Of all the ways to pass a sunny day in Paris, I would follow the lead of the locals and plan a picnic in one of the city’s parks or riverside. The central Le Jardin des Tuileries near the Louvre lures many to its grounds, including movie-makers and jugglers, but given its sprawling size you can be sure to find a quiet patch of grass to dine comfortably. Jardin du Luxembourg is another strong contender in the beauty stakes. Picnic fare is easy to come by with a boulangerie guaranteed to be found within every few hundred metres. The longer your stay in Paris,  the fussier you will inevitably become about what determines a good macaroon or baguette, and the tough competition among bakers and pastry chefs ensures a consistent quality. Champagne accompanying a picnic is not uncommon, given the impressively low price for a bottle of bubbly. With the Champagne region around an hour away from Paris, you could even consider twinning it with an overnight by taking a train to Reims.

Vineyard in the Champagne region of France

While I would be the type to forsake a luxury hotel in favour of splurging on dining and activities instead, some may still be keen to get the boutique experience when visiting Paris. Hotels are the hardest part to get right, but you can find little gems like Pavillon des Lettres. Set in the exclusive eighth arrondissement, it plays out all the formalities expected of a five star hotel but their approach resorts to a more relaxed one in the service that is provided. All 26 rooms are named after a famous writer, with their famous quotes etched onto the walls and even artfully scrolled on the glass bathroom doors. For a taste of Parisian culture without the cost of checking in to a five star hotel, many museums are free on the first Sunday of the month and there are numerous art centres and bookstores like Shakespeare and Company near the Notre Dame to soak up some of the talent that has enriched this city.

Getting there
Ryanair and Aer Lingus operate daily flights from Dublin to Paris. If you book well in advance you can avail of fares from €19.99 each way. Flights are also available with Transavia from Dublin to Orly, which is an easier airport from which to access Paris city, if flight times and fares work in your favour. Ryanair flies direct to Beauvais from Shannon while Aer Lingus flies from Cork to Paris.

Paris accommodation is generally overpriced and not great quality for hotels that are less than three stars. Be prepared to spend at least €130 a night for a decent place to sleep in the central areas, or else look to the less expensive districts (13th,14th, 19th, 20th) for a good deal. Airbnb and Housetrip offer more value by renting a room or an apartment for your stay. Expect to pay anywhere from €70 a night for somewhere central.
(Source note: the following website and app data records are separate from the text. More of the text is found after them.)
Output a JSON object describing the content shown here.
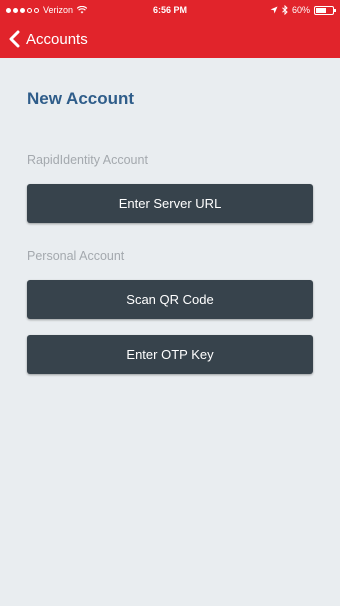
{
  "status_bar": {
    "carrier": "Verizon",
    "time": "6:56 PM",
    "battery": "60%",
    "battery_level": 0.6,
    "signal_icon": "signal-dots-icon",
    "wifi_icon": "wifi-icon",
    "location_icon": "location-arrow-icon",
    "bluetooth_icon": "bluetooth-icon",
    "battery_icon": "battery-icon"
  },
  "nav": {
    "back_label": "Accounts",
    "back_icon": "chevron-left-icon",
    "color": "#e1242b"
  },
  "main": {
    "title": "New Account",
    "sections": [
      {
        "label": "RapidIdentity Account",
        "buttons": [
          {
            "label": "Enter Server URL"
          }
        ]
      },
      {
        "label": "Personal Account",
        "buttons": [
          {
            "label": "Scan QR Code"
          },
          {
            "label": "Enter OTP Key"
          }
        ]
      }
    ]
  },
  "colors": {
    "accent": "#e1242b",
    "title": "#2f5d8a",
    "button": "#37434c",
    "background": "#e9edf0",
    "section_label": "#a4a9ae"
  }
}
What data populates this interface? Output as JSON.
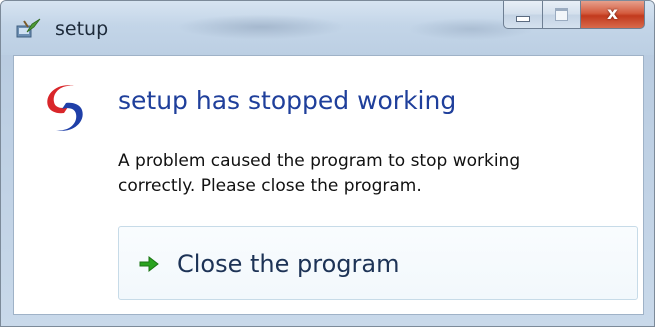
{
  "window": {
    "title": "setup",
    "controls": {
      "minimize_icon": "minimize-icon",
      "maximize_icon": "maximize-icon",
      "close_symbol": "x"
    }
  },
  "dialog": {
    "heading": "setup has stopped working",
    "message": "A problem caused the program to stop working correctly. Please close the program.",
    "action": {
      "label": "Close the program",
      "icon": "green-arrow-icon"
    }
  },
  "colors": {
    "heading": "#1f3f9b",
    "arrow": "#2aa31f",
    "close_button": "#c23a1d"
  }
}
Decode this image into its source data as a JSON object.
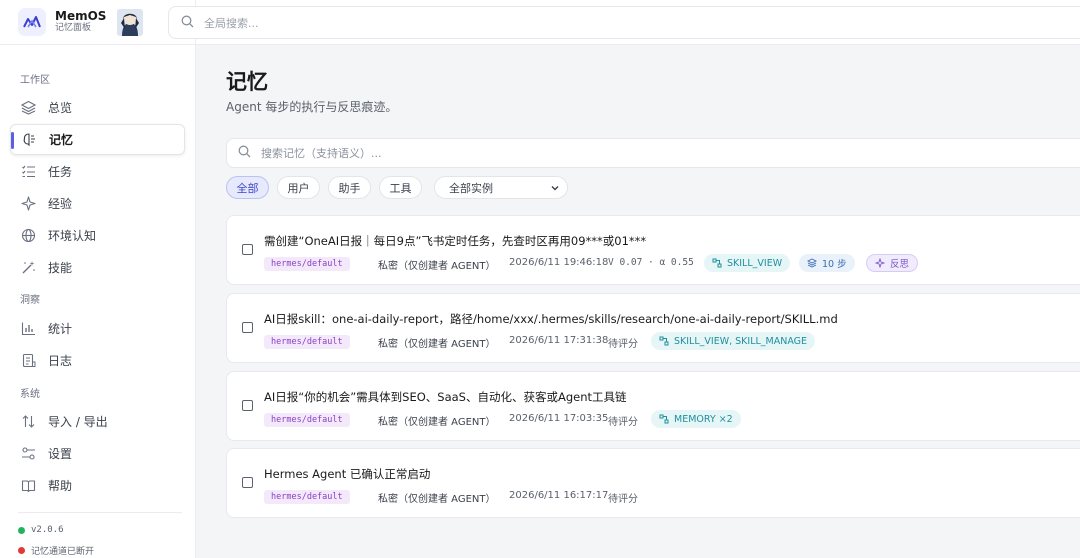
{
  "brand": {
    "name": "MemOS",
    "subtitle": "记忆面板"
  },
  "global_search": {
    "placeholder": "全局搜索..."
  },
  "sidebar": {
    "sections": [
      {
        "label": "工作区"
      },
      {
        "label": "洞察"
      },
      {
        "label": "系统"
      }
    ],
    "items": [
      {
        "label": "总览",
        "icon": "layers-icon"
      },
      {
        "label": "记忆",
        "icon": "brain-icon",
        "active": true
      },
      {
        "label": "任务",
        "icon": "task-list-icon"
      },
      {
        "label": "经验",
        "icon": "sparkle-icon"
      },
      {
        "label": "环境认知",
        "icon": "globe-icon"
      },
      {
        "label": "技能",
        "icon": "magic-wand-icon"
      },
      {
        "label": "统计",
        "icon": "bar-chart-icon"
      },
      {
        "label": "日志",
        "icon": "log-icon"
      },
      {
        "label": "导入 / 导出",
        "icon": "import-export-icon"
      },
      {
        "label": "设置",
        "icon": "settings-icon"
      },
      {
        "label": "帮助",
        "icon": "book-icon"
      }
    ],
    "version": "v2.0.6",
    "version_color": "#22b35e",
    "connection_status": "记忆通道已断开",
    "connection_color": "#e03a3a"
  },
  "page": {
    "title": "记忆",
    "subtitle": "Agent 每步的执行与反思痕迹。"
  },
  "memory_search": {
    "placeholder": "搜索记忆（支持语义）..."
  },
  "filters": {
    "chips": [
      {
        "label": "全部",
        "active": true
      },
      {
        "label": "用户"
      },
      {
        "label": "助手"
      },
      {
        "label": "工具"
      }
    ],
    "instance_select": "全部实例"
  },
  "memories": [
    {
      "title": "需创建“OneAI日报｜每日9点”飞书定时任务，先查时区再用09***或01***",
      "namespace": "hermes/default",
      "privacy": "私密（仅创建者 AGENT）",
      "time": "2026/6/11 19:46:18",
      "score": "V 0.07 · α 0.55",
      "tools": "SKILL_VIEW",
      "steps": "10 步",
      "reflect": "反思"
    },
    {
      "title": "AI日报skill：one-ai-daily-report，路径/home/xxx/.hermes/skills/research/one-ai-daily-report/SKILL.md",
      "namespace": "hermes/default",
      "privacy": "私密（仅创建者 AGENT）",
      "time": "2026/6/11 17:31:38",
      "score": "待评分",
      "tools": "SKILL_VIEW, SKILL_MANAGE"
    },
    {
      "title": "AI日报“你的机会”需具体到SEO、SaaS、自动化、获客或Agent工具链",
      "namespace": "hermes/default",
      "privacy": "私密（仅创建者 AGENT）",
      "time": "2026/6/11 17:03:35",
      "score": "待评分",
      "tools": "MEMORY ×2"
    },
    {
      "title": "Hermes Agent 已确认正常启动",
      "namespace": "hermes/default",
      "privacy": "私密（仅创建者 AGENT）",
      "time": "2026/6/11 16:17:17",
      "score": "待评分"
    }
  ]
}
Eating out
You could end up paying an extortionate price if you don't cast your eye over a menu first. Keep a look out for the menu du jour listed outside restaurants (usually includes one or two courses with a glass of wine or a coffee, priced from €10-€15). Typically eating out for two in a French brasserie, for two courses and a bottle of wine, will cost around €70.

Local Transport 
The metro system in Paris is efficient, cost effective and (even if it's a little grubby on some lines) you can access most parts of the city within less than half an hour. Accessing it with a buggy or wheelchair, however, can be awkward at some stops, with elevators often tending to be out of service. Taxis are not easy to hail in Paris, so unless you book one from your hotel, don't expect to flag one down easily unless it is off peak hours.

Getting to and from the airport is expensive by taxi (minimum €50 from Charles de Gaulle). Aer Lingus flies into Charles de Gaulle and it’s easily accessed by both train (RER B) and buses. Fares cost from around €10 each way. Ryanair flies into Beauvais airport with a bus transfer taking over an hour to the Porte Maillot stop in Paris, costing around €15 each way. If you want to spend your time in Paris cycling, system is what you should sign up for velibthe here. A one day ticket costs €1.70, the best bargain you can get in Paris.